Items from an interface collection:

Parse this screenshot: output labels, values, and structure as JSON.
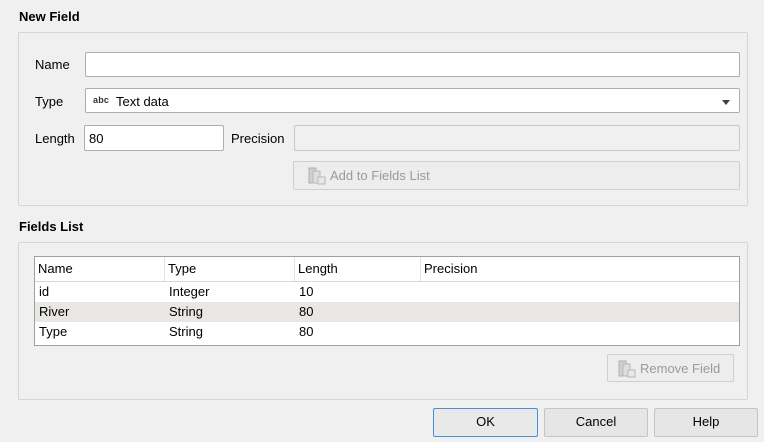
{
  "new_field": {
    "title": "New Field",
    "name_label": "Name",
    "name_value": "",
    "type_label": "Type",
    "type_icon": "abc",
    "type_value": "Text data",
    "length_label": "Length",
    "length_value": "80",
    "precision_label": "Precision",
    "precision_value": "",
    "add_button_label": "Add to Fields List"
  },
  "fields_list": {
    "title": "Fields List",
    "columns": [
      "Name",
      "Type",
      "Length",
      "Precision"
    ],
    "rows": [
      {
        "name": "id",
        "type": "Integer",
        "length": "10",
        "precision": ""
      },
      {
        "name": "River",
        "type": "String",
        "length": "80",
        "precision": ""
      },
      {
        "name": "Type",
        "type": "String",
        "length": "80",
        "precision": ""
      }
    ],
    "remove_button_label": "Remove Field"
  },
  "footer": {
    "ok_label": "OK",
    "cancel_label": "Cancel",
    "help_label": "Help"
  }
}
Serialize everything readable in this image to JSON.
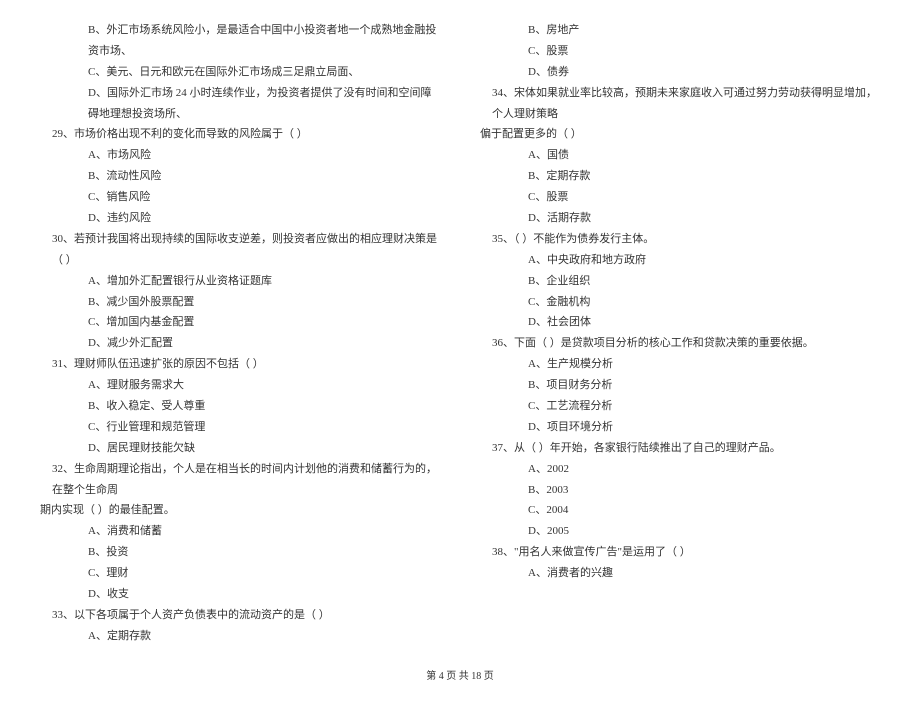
{
  "left": {
    "opt_b_28": "B、外汇市场系统风险小，是最适合中国中小投资者地一个成熟地金融投资市场、",
    "opt_c_28": "C、美元、日元和欧元在国际外汇市场成三足鼎立局面、",
    "opt_d_28": "D、国际外汇市场 24 小时连续作业，为投资者提供了没有时间和空间障碍地理想投资场所、",
    "q29": "29、市场价格出现不利的变化而导致的风险属于（    ）",
    "q29_a": "A、市场风险",
    "q29_b": "B、流动性风险",
    "q29_c": "C、销售风险",
    "q29_d": "D、违约风险",
    "q30": "30、若预计我国将出现持续的国际收支逆差，则投资者应做出的相应理财决策是（    ）",
    "q30_a": "A、增加外汇配置银行从业资格证题库",
    "q30_b": "B、减少国外股票配置",
    "q30_c": "C、增加国内基金配置",
    "q30_d": "D、减少外汇配置",
    "q31": "31、理财师队伍迅速扩张的原因不包括（    ）",
    "q31_a": "A、理财服务需求大",
    "q31_b": "B、收入稳定、受人尊重",
    "q31_c": "C、行业管理和规范管理",
    "q31_d": "D、居民理财技能欠缺",
    "q32_l1": "32、生命周期理论指出，个人是在相当长的时间内计划他的消费和储蓄行为的，在整个生命周",
    "q32_l2": "期内实现（    ）的最佳配置。",
    "q32_a": "A、消费和储蓄",
    "q32_b": "B、投资",
    "q32_c": "C、理财",
    "q32_d": "D、收支",
    "q33": "33、以下各项属于个人资产负债表中的流动资产的是（    ）",
    "q33_a": "A、定期存款"
  },
  "right": {
    "q33_b": "B、房地产",
    "q33_c": "C、股票",
    "q33_d": "D、债券",
    "q34_l1": "34、宋体如果就业率比较高，预期未来家庭收入可通过努力劳动获得明显增加，个人理财策略",
    "q34_l2": "偏于配置更多的（    ）",
    "q34_a": "A、国债",
    "q34_b": "B、定期存款",
    "q34_c": "C、股票",
    "q34_d": "D、活期存款",
    "q35": "35、（    ）不能作为债券发行主体。",
    "q35_a": "A、中央政府和地方政府",
    "q35_b": "B、企业组织",
    "q35_c": "C、金融机构",
    "q35_d": "D、社会团体",
    "q36": "36、下面（    ）是贷款项目分析的核心工作和贷款决策的重要依据。",
    "q36_a": "A、生产规模分析",
    "q36_b": "B、项目财务分析",
    "q36_c": "C、工艺流程分析",
    "q36_d": "D、项目环境分析",
    "q37": "37、从（    ）年开始，各家银行陆续推出了自己的理财产品。",
    "q37_a": "A、2002",
    "q37_b": "B、2003",
    "q37_c": "C、2004",
    "q37_d": "D、2005",
    "q38": "38、\"用名人来做宣传广告\"是运用了（    ）",
    "q38_a": "A、消费者的兴趣"
  },
  "footer": "第 4 页 共 18 页"
}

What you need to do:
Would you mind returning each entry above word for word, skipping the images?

Response for this exercise:
Parse this screenshot: output labels, values, and structure as JSON.
{
  "new_field": {
    "title": "New Field",
    "name_label": "Name",
    "name_value": "",
    "type_label": "Type",
    "type_icon": "abc",
    "type_value": "Text data",
    "length_label": "Length",
    "length_value": "80",
    "precision_label": "Precision",
    "precision_value": "",
    "add_button_label": "Add to Fields List"
  },
  "fields_list": {
    "title": "Fields List",
    "columns": [
      "Name",
      "Type",
      "Length",
      "Precision"
    ],
    "rows": [
      {
        "name": "id",
        "type": "Integer",
        "length": "10",
        "precision": ""
      },
      {
        "name": "River",
        "type": "String",
        "length": "80",
        "precision": ""
      },
      {
        "name": "Type",
        "type": "String",
        "length": "80",
        "precision": ""
      }
    ],
    "remove_button_label": "Remove Field"
  },
  "footer": {
    "ok_label": "OK",
    "cancel_label": "Cancel",
    "help_label": "Help"
  }
}
Serialize everything readable in this image to JSON.
{
  "left": {
    "opt_b_28": "B、外汇市场系统风险小，是最适合中国中小投资者地一个成熟地金融投资市场、",
    "opt_c_28": "C、美元、日元和欧元在国际外汇市场成三足鼎立局面、",
    "opt_d_28": "D、国际外汇市场 24 小时连续作业，为投资者提供了没有时间和空间障碍地理想投资场所、",
    "q29": "29、市场价格出现不利的变化而导致的风险属于（    ）",
    "q29_a": "A、市场风险",
    "q29_b": "B、流动性风险",
    "q29_c": "C、销售风险",
    "q29_d": "D、违约风险",
    "q30": "30、若预计我国将出现持续的国际收支逆差，则投资者应做出的相应理财决策是（    ）",
    "q30_a": "A、增加外汇配置银行从业资格证题库",
    "q30_b": "B、减少国外股票配置",
    "q30_c": "C、增加国内基金配置",
    "q30_d": "D、减少外汇配置",
    "q31": "31、理财师队伍迅速扩张的原因不包括（    ）",
    "q31_a": "A、理财服务需求大",
    "q31_b": "B、收入稳定、受人尊重",
    "q31_c": "C、行业管理和规范管理",
    "q31_d": "D、居民理财技能欠缺",
    "q32_l1": "32、生命周期理论指出，个人是在相当长的时间内计划他的消费和储蓄行为的，在整个生命周",
    "q32_l2": "期内实现（    ）的最佳配置。",
    "q32_a": "A、消费和储蓄",
    "q32_b": "B、投资",
    "q32_c": "C、理财",
    "q32_d": "D、收支",
    "q33": "33、以下各项属于个人资产负债表中的流动资产的是（    ）",
    "q33_a": "A、定期存款"
  },
  "right": {
    "q33_b": "B、房地产",
    "q33_c": "C、股票",
    "q33_d": "D、债券",
    "q34_l1": "34、宋体如果就业率比较高，预期未来家庭收入可通过努力劳动获得明显增加，个人理财策略",
    "q34_l2": "偏于配置更多的（    ）",
    "q34_a": "A、国债",
    "q34_b": "B、定期存款",
    "q34_c": "C、股票",
    "q34_d": "D、活期存款",
    "q35": "35、（    ）不能作为债券发行主体。",
    "q35_a": "A、中央政府和地方政府",
    "q35_b": "B、企业组织",
    "q35_c": "C、金融机构",
    "q35_d": "D、社会团体",
    "q36": "36、下面（    ）是贷款项目分析的核心工作和贷款决策的重要依据。",
    "q36_a": "A、生产规模分析",
    "q36_b": "B、项目财务分析",
    "q36_c": "C、工艺流程分析",
    "q36_d": "D、项目环境分析",
    "q37": "37、从（    ）年开始，各家银行陆续推出了自己的理财产品。",
    "q37_a": "A、2002",
    "q37_b": "B、2003",
    "q37_c": "C、2004",
    "q37_d": "D、2005",
    "q38": "38、\"用名人来做宣传广告\"是运用了（    ）",
    "q38_a": "A、消费者的兴趣"
  },
  "footer": "第 4 页 共 18 页"
}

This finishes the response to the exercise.